◆ Dataset items:
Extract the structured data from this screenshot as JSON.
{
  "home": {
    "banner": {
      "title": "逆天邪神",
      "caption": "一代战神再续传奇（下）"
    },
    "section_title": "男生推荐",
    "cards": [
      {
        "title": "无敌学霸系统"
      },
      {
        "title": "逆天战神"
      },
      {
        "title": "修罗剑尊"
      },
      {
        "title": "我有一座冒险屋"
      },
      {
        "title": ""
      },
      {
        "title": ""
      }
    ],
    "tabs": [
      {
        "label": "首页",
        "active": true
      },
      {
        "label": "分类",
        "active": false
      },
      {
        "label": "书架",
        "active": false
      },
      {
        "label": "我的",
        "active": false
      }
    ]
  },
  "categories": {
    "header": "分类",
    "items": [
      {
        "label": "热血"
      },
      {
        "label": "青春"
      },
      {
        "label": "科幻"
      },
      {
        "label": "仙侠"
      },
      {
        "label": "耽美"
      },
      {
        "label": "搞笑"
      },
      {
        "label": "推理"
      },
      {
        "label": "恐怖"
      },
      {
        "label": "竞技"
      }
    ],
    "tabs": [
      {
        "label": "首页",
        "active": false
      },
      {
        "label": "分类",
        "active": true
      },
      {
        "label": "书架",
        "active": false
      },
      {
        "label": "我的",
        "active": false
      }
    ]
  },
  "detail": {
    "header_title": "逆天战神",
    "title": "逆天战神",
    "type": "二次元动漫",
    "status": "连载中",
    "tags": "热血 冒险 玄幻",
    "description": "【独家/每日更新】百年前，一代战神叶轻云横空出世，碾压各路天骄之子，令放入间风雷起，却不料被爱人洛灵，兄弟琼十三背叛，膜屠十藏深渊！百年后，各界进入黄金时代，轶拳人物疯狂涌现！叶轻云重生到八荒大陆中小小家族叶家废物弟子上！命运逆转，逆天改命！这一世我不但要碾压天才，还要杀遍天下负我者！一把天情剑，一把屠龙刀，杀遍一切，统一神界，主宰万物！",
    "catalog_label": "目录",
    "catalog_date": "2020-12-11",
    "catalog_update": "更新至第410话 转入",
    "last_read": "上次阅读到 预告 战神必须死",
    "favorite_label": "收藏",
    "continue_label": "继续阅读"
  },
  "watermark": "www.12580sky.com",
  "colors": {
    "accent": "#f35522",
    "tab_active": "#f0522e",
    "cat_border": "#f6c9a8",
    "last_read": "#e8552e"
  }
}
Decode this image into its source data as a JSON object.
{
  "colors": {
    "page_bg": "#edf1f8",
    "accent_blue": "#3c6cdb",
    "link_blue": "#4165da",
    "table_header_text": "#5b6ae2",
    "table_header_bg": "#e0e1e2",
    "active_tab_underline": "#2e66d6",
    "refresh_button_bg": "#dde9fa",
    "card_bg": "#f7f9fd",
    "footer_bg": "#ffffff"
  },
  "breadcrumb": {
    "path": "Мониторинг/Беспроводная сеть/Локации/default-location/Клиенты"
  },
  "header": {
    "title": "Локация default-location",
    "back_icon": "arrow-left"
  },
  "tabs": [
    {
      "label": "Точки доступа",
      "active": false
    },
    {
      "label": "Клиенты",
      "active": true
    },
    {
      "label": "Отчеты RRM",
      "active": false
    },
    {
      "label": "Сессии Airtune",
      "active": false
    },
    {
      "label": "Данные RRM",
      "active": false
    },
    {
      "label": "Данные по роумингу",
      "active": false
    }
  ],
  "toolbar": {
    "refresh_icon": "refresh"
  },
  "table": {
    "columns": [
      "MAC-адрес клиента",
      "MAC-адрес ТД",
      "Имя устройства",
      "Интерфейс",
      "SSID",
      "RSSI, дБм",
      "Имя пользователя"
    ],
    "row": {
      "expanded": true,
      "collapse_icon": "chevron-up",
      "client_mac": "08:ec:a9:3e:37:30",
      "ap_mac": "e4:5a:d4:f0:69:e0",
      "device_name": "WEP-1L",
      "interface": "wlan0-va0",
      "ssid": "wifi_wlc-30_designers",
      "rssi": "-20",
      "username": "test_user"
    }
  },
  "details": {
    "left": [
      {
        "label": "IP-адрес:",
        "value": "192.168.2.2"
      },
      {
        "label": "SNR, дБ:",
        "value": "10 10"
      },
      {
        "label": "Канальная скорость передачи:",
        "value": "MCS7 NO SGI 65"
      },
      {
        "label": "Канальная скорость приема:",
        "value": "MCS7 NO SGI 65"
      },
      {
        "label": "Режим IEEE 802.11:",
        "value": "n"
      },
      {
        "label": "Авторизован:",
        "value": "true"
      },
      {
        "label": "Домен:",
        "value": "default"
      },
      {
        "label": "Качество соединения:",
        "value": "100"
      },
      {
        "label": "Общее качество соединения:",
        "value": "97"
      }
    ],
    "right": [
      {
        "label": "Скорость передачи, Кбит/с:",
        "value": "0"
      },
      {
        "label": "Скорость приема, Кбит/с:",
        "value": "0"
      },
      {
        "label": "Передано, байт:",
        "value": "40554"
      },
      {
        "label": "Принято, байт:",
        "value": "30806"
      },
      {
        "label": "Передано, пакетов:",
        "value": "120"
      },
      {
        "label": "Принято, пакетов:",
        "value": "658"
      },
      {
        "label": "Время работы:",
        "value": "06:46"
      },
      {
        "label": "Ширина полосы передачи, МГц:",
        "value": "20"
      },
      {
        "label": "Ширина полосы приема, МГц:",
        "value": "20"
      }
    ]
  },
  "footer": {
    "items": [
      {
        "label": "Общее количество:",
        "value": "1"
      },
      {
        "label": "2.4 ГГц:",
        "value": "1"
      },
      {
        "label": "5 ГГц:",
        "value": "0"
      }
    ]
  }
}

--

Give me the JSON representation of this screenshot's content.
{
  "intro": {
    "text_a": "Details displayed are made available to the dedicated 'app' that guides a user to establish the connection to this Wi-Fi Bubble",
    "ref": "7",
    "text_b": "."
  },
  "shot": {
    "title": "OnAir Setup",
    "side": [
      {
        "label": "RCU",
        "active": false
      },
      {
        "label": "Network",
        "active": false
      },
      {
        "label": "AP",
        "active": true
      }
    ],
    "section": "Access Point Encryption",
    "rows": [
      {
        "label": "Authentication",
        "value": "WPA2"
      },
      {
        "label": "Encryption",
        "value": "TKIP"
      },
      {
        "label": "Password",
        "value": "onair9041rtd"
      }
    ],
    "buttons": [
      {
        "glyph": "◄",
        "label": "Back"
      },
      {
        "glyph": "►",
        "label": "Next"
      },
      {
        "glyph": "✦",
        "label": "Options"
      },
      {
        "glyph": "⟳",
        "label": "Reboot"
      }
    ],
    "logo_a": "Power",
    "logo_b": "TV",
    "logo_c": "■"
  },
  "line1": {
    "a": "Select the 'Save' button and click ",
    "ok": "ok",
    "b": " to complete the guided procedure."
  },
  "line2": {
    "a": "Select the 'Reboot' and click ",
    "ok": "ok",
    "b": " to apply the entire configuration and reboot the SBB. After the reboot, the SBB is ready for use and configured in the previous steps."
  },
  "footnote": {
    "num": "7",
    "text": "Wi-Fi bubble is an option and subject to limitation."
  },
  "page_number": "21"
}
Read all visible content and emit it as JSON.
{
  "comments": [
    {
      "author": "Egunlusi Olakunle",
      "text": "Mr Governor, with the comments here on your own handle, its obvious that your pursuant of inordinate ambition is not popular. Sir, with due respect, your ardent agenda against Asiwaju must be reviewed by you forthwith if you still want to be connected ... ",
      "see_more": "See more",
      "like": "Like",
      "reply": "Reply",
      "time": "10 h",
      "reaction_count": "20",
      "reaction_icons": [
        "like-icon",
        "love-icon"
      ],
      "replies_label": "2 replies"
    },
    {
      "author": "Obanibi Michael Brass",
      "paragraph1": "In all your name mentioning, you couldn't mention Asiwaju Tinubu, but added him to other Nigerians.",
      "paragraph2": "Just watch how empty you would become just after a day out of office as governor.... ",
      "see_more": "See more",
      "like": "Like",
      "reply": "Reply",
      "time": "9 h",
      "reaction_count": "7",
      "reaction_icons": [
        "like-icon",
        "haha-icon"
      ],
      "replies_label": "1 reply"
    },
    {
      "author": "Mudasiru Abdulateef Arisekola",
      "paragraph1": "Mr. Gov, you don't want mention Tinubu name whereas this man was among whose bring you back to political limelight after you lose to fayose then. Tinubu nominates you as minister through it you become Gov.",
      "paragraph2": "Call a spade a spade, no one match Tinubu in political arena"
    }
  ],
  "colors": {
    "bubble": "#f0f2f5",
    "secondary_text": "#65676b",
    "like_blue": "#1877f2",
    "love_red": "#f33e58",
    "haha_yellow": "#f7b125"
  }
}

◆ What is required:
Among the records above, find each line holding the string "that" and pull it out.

◆ Solved problem:
    "text_a": "Details displayed are made available to the dedicated 'app' that guides a user to establish the connection to this Wi-Fi Bubble",
      "text": "Mr Governor, with the comments here on your own handle, its obvious that your pursuant of inordinate ambition is not popular. Sir, with due respect, your ardent agenda against Asiwaju must be reviewed by you forthwith if you still want to be connected ... ",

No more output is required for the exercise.